Another large Texas servicer that is in a buying mode for servicing and will be looking at what the RTC has to sell, is Associates National Mortgage Corp., Irving, Texas. Associates sold its retail production operation to Independence One effective March 1, but is still managing a $5.5 billion servicing portfolio with an eye toward growing it even larger, according to Norton Wells, senior vice president.

Wells said that he believes the RTC servicing for sale will include both high-quality product as well as low-quality servicing. Associates has looked at a number of portfolios that RTC is offering, he said, and the product the company wants to buy is non-recourse, standard Fannie Mae and Freddie Mac servicing. Wells says that "there is plenty of that product out there" both in the hands of the RTC and elsewhere. He adds that the RTC has a lot of it due to its possession of the portfolios like that of Murray Mortgage and other substantial Texas mortgage companies.

The mortgage executive stressed that his company is not buying GMMA servicing because of factors such as the ongoing problem with VA no-bids. Wells said that Associates sold $1 billion in strictly GNMA servicing last year and turned around and bought roughly $600 million in conventional servicing. Associates' preference for conventional, non-GNMA servicing is due to a sense on the company's part that the rules of the game have appeared to change mid-course when servicing government loans. Wells says, "FHA and VA have too many retroactive rules that change after you have the portfolio. I hate to get to the 18th hole and be told that the the high scores are going to win that day. You don't encounter that in conventional loans."

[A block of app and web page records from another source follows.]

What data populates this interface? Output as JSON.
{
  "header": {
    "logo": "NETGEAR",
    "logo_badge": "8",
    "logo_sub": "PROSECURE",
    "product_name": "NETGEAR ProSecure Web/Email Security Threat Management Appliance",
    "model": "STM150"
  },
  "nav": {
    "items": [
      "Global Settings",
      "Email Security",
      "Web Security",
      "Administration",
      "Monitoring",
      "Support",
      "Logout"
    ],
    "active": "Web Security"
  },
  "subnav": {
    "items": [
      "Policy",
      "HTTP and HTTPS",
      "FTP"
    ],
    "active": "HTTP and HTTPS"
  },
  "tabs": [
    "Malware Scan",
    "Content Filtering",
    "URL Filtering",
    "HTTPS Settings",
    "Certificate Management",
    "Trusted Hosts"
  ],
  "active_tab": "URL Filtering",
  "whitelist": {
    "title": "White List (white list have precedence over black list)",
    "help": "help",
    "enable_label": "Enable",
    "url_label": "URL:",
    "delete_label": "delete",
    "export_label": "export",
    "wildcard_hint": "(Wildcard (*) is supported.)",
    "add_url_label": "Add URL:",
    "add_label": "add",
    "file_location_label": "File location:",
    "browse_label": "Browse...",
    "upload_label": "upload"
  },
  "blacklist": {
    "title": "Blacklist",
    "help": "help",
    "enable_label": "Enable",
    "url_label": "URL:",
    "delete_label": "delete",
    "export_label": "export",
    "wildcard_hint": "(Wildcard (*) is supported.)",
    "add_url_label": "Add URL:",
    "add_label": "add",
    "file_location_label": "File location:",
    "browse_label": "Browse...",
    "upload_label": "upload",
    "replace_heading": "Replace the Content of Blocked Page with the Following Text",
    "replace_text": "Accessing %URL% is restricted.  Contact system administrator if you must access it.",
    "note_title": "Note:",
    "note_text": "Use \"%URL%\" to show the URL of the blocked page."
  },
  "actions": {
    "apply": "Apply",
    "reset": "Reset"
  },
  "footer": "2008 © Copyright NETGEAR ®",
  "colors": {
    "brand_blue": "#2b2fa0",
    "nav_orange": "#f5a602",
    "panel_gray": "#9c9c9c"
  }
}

Wells said the size of Associates' servicing portfolio is a "pretty active number" because the company has been doing a lot of buying and selling of servicing. He said that last year the dollar value of servicing brought in and out of Associates' portfolio totaled $4.35 billion. The Associates executive said that the mode of operation for 1990 will be "definitely [one of] acquiring" servicing. He added that Associates has "no intention of selling any blocks of servicing out of our existing portfolio." He said that the current market value of GNMA servicing has plunged so much that it has fallen below "its economic value" or the value it produces for the holder of the asset. Wells said that prices for GNMA servicing have gone down by 25 percent. As a result of softening market prices for GNMA servicing, Associates will keep the remaining GNMA servicing it has in portfolio, he said.
COPYRIGHT 1990 Mortgage Bankers Association of America
No portion of this article can be reproduced without the express written permission from the copyright holder.
Copyright 1990 Gale, Cengage Learning. All rights reserved.

Article Details
Printer friendly Cite/link Email Feedback
Title Annotation:profiles of two Texas mortgage companies, Harbor Financial Mortgage Corp. and Associates National Mortgage Corp.
Author:Hewitt, Janet Reilley
Publication:Mortgage Banking
Date:Jul 1, 1990
Previous Article:Economic trends.
Next Article:The great financing drought: regulators turned off the funding spigot for developers and the commercial property markets are now trying to adjust.

Related Articles
Who's who in wholesale: the big players are pulling in large amounts of new business.
Boardroom view.
West Residential Lenders--Top 30. (Marketrac[R]).
West residential lenders--top 30.
West residential lenders--top 30.

Terms of use | Copyright © 2016 Farlex, Inc. | Feedback | For webmasters